May 20, 2021
Lower socioeconomic status is associated with poorer neuropsychological, educational, and socioeconomic outcomes in children
Lu YC, Kapse K, Andersen N, Quistorff J, Lopez C, Fry A, Cheng J, Andescavage N, Wu Y, Espinosa K, Vezina G, du Plessis A, Limperopoulos C.
Lu et al. recently described an association between parental socioeconomic status and altered in vivo fetal neurodevelopment in a cohort of 144 healthy pregnancies. The researchers measured fetal brain volume (total and stratified) and analyzed cerebral gyration with fetal brain MRI and 3-dimensional computational brain models. They compared these measurements to parental education levels and socioeconomic levels scores, and the results are interesting:

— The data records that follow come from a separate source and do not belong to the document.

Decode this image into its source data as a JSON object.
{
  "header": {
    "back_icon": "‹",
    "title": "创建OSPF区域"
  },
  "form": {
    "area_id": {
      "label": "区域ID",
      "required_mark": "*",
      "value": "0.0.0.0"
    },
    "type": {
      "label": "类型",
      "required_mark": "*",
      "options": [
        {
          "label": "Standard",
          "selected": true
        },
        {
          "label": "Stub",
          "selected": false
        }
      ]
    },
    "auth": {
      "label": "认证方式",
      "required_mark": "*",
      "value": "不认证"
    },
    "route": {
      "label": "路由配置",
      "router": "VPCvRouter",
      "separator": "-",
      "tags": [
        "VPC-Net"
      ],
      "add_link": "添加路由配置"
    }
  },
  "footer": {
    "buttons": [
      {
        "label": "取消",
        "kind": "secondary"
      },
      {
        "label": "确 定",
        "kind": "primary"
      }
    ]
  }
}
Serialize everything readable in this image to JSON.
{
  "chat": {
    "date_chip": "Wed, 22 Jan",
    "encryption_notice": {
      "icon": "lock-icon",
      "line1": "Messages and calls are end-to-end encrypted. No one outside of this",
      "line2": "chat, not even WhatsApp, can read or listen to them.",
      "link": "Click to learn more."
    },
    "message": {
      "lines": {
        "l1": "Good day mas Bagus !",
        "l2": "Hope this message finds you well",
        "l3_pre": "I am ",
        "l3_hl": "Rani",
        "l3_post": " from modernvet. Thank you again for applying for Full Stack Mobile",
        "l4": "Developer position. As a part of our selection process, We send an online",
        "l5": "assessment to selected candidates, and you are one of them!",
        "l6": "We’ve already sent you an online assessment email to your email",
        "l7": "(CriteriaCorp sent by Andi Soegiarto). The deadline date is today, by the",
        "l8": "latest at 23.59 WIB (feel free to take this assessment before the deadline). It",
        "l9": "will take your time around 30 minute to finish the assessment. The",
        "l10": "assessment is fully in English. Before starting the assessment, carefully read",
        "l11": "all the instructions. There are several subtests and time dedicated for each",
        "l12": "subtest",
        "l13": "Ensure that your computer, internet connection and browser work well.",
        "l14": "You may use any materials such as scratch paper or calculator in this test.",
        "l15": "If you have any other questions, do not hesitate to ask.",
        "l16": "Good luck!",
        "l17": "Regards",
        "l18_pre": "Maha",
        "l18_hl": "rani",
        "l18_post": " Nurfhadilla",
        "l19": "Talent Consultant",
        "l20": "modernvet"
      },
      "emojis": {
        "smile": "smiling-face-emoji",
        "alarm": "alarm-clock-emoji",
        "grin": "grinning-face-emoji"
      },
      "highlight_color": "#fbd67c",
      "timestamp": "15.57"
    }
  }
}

- Higher parental education level was associated with increased volume in the fetal white matter, gray matter, and brainstem.
- Higher socioeconomic levels were associated with increased volume in the fetal white matter, cerebellum, and brainstem.
- Higher socioeconomic levels were associated with decreased fetal cortical gray matter volume, cortical local gyrification index, and sulcal depth (except for the frontal lobes).
Although the mechanisms underlying these associations remain unclear, it is postulated that increased psychosocial stress in pregnant women of lower socioeconomic level may increase inflammatory responses and alter both gray and white matter development in the developing fetus. Being born and raised in a lower socioeconomic status setting is associated with poorer neuropsychological, educational, and socioeconomic outcomes in children. These findings suggest that not only postnatal conditions, but altered prenatal programming as well, may affect developmental outcomes in children and may warrant targeted prenatal interventions.
Carolina V. Guimaraes, MD
Lucile Packard Children’s Hospital Stanford